Trelawney gives a real prediction! (You have to wonder what triggers real “Sight” in the woman apart from plot helpfulness.) And it’s super creepy. But in all seriousness, this is a defining moment for the series. We’ve seen Voldemort in more than one form, we’ve watched he and Harry duke it out a couple of times, but here is where we’re finally told in no uncertain terms: The Big Evil Guy is coming back. It’s going to get much worse. He’ll be stronger and better than before. This is unavoidable. It makes the prediction one of the most chilling moments of the book by far. The rest of this story is more about discovery, it’s surprisingly untragic. This is the moment we’re meant to fear—it’s a reprieve that warns us of the losses that will mark the end of every single book after this one.
Presumably, Scabbers has been hiding in Hagrid’s hut because Crookshanks is going to have a harder time getting past Buckbeak or Fang? That’s my assumption. Because Hagrid would probably adopt Sirius-as-a-dog. So, not the smartest plan, Scabbers.
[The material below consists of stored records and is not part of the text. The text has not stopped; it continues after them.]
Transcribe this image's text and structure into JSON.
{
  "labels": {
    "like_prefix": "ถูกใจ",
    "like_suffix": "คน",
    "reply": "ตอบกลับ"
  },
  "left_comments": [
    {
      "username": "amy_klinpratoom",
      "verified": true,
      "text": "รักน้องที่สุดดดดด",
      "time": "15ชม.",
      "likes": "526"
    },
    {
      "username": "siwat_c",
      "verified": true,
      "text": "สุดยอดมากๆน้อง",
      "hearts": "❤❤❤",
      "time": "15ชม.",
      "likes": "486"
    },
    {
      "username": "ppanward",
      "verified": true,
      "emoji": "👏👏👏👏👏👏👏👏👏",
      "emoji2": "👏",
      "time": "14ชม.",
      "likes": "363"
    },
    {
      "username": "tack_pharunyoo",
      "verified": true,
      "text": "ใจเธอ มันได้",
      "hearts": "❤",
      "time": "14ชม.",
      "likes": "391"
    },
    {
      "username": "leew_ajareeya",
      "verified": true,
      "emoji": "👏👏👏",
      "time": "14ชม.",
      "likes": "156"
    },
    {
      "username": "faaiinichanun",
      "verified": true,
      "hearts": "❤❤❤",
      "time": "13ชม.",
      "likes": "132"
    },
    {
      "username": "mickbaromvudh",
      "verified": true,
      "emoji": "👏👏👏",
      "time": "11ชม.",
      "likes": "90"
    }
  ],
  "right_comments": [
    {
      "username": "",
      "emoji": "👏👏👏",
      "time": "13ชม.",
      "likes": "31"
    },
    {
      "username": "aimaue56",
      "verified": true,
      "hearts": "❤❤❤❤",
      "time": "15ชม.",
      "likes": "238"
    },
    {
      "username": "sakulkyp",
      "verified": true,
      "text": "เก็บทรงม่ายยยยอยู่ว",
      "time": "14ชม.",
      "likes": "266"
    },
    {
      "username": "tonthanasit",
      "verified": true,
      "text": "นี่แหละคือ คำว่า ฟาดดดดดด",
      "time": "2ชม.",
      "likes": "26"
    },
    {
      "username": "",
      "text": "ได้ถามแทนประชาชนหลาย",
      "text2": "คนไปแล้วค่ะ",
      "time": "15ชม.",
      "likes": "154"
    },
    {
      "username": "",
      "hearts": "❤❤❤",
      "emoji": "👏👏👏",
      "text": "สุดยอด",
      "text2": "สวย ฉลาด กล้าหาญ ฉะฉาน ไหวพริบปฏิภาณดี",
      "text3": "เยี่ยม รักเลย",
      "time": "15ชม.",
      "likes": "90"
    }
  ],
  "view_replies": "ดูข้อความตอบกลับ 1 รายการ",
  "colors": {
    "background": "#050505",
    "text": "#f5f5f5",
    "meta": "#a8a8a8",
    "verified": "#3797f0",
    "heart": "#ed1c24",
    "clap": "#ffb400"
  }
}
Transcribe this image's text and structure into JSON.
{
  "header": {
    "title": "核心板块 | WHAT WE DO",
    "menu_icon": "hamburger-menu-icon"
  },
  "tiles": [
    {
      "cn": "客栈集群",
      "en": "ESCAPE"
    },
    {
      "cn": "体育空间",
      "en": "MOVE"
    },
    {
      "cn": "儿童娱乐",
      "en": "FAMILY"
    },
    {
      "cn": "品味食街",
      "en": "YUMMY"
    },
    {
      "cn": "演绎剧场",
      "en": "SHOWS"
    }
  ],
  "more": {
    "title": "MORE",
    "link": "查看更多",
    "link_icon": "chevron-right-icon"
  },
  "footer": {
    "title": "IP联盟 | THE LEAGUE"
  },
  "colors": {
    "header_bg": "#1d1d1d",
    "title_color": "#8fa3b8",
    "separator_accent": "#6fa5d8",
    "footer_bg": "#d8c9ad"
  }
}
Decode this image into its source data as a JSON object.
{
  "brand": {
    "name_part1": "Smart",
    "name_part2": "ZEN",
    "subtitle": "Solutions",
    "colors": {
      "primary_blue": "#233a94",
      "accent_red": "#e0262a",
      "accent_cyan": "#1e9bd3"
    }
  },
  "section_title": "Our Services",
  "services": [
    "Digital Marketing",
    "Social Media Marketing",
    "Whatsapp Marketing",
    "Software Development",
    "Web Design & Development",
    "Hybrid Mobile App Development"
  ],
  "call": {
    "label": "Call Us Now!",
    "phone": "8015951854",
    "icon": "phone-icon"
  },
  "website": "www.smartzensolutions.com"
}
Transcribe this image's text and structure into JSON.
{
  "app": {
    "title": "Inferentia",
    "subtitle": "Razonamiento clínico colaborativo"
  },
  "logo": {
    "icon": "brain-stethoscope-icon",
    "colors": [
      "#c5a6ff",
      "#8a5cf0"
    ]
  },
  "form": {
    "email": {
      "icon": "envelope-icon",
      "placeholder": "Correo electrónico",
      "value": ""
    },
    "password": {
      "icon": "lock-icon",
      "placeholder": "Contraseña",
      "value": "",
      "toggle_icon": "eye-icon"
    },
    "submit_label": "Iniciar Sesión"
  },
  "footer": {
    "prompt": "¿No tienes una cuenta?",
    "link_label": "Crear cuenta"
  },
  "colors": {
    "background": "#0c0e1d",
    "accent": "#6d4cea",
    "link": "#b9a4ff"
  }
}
Hagrid tries to usher the kids out fast enough to keep them away from the execution. The pacing of this whole section feels so stilted until I remember that the first time you read it, you’re expecting something to come up last minute that will spare Buckbeak. It’s just as baffling from a reader standpoint as it is to the characters that the hippogriff has no chance. Their journey to Hagrid’s hut preys on that with every stop and start. You keep expecting something to happen that changes the game. What we don’t realize is that we’re being set up for a much longer one, and this is only the first step. It’s incredibly smart structurally, but still traumatizing the first time around.
Fun aside at the end of the reread today! I got a tattoo (my third and biggest). It’s a Harry Potter one. It seemed extra appropriate given this reread and the book we’re on, so I am shaaaaaaaring it with all of you because you’re part of the reason it happened: